Hey this stuff is hard.  That is why they call is work.  And it makes me wonder……..


Ignorance is…….

First of a series of articles about why businesses fail.

According to, ignorance is defined as a lack of knowledge, learning and information.  The truest characters of ignorance are vanity, pride and arrogance. The recipe for perpetual ignorance is: Be satisfied with your opinions and content with your knowledge.

Ok swebman, you say this is a business blog, what does this have to do with business?  It has everything to do with your business being successful.  But why?

Great businesses like Apple, Google, Walmart, Intel and so many others that we admire continue to forge ahead and not only embrace the future but  define it.  They have no fear of the future; they require that their employees stay ahead of the market trends, try new ideas, embrace social media, test new technologies and disrupt their own businesses for the benefits of future growth.

Then of course there are many companies that are trapped in old business models, putting their toes in the water on new ideas, just to say that they are doing it, trying to convince their employees that there is a future, even though they already know there is not one, except for the owners and their cronies who will continue to bask in the glow of their former glory and continue to make money, be satisfied with their own opinions and content with their own knowledge.  They will sit around and convince themselves that they are still relevant and meaningful.  Now that is ignorance.

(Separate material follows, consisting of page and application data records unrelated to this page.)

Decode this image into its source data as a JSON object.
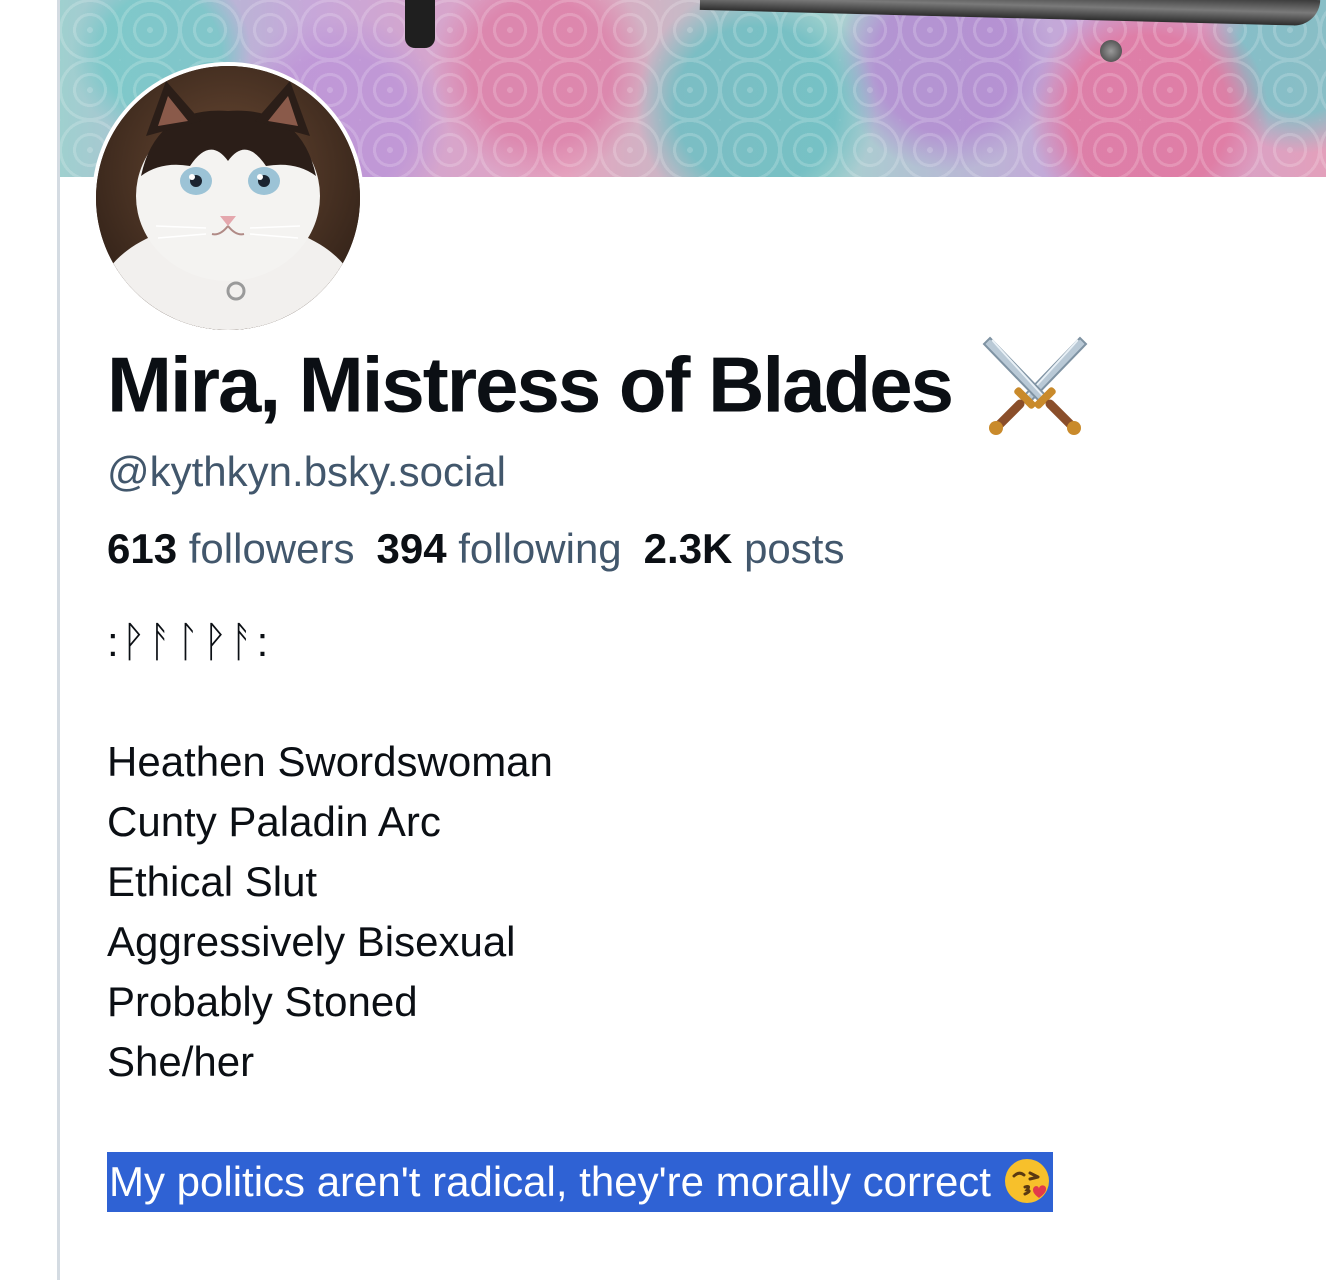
{
  "profile": {
    "display_name": "Mira, Mistress of Blades",
    "name_emoji": "crossed-swords-icon",
    "handle": "@kythkyn.bsky.social",
    "stats": {
      "followers_count": "613",
      "followers_label": "followers",
      "following_count": "394",
      "following_label": "following",
      "posts_count": "2.3K",
      "posts_label": "posts"
    },
    "bio": {
      "runes": ":ᚹᚨᛚᚹᚨ:",
      "lines": [
        "Heathen Swordswoman",
        "Cunty Paladin Arc",
        "Ethical Slut",
        "Aggressively Bisexual",
        "Probably Stoned",
        "She/her"
      ],
      "selected_line": "My politics aren't radical, they're morally correct",
      "selected_emoji": "face-blowing-kiss-icon"
    }
  },
  "colors": {
    "text_primary": "#0b0f14",
    "text_secondary": "#42576c",
    "selection": "#2f62d4",
    "border": "#d4dbe2"
  }
}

You know that they have no clue about what you are talking about and they are too lazy to actually learn.  They ask questions like “What does that company do” or ‘how does that align to our strategy”?  Not only do they not know but when you explain it to them they still do not understand; you know why, they don’t care to understand.

These same companies monitor employees e-mails, interpret them out of context, and then sit there, comfortable in their own smugness and arrogance, and determine if you or another employee are a threat to their relevance because you challenge their opinions and their knowledge.  And then when they feel threatened, they can concoct any story they want and find a reason to move an employee out of the company, you know why, because they can.

They do this to make sure that you do not disrupt their safe havens; do not challenge their self-indulged superiority, nor have to work any harder to explain to their equally self-absorbed superior what you were trying to do.  They just dismiss it and move on.

What type of business leader are you?  One that embraces the future and can lead people that know things you do not know or do you just squash innovation and beg for the good old days.  Headline for you; those days are not coming back.

Whether you are running a small business or a large business, it is time to wake up and embrace the current and future changes.  If you do not, your ignorance will make you irrelevant.

What is a Cloud?

Growing up we learned about clouds, the ones that we see in the sky.  We learned that they had a number of names such as cumulus, stratus, cirrus and nimbus.  These clouds were responsible for our weather, our views and sometimes our amazement.

In our rapidly changing technology world, clouds have taken on new names; Amazon, Google, Apple, Carbonite and many others.  The term most often used is Cloud Computing.  So what is Cloud Computing?

Cloud computing provides computation, software, data access, and storage services that do not require end-user knowledge of the physical location and configuration of the system that delivers the services.   Simply put, if you need a music file, Word document, application, picture, object or just about anything else digital, you can now store it and access it from any device in the cloud.

Enjoy the view!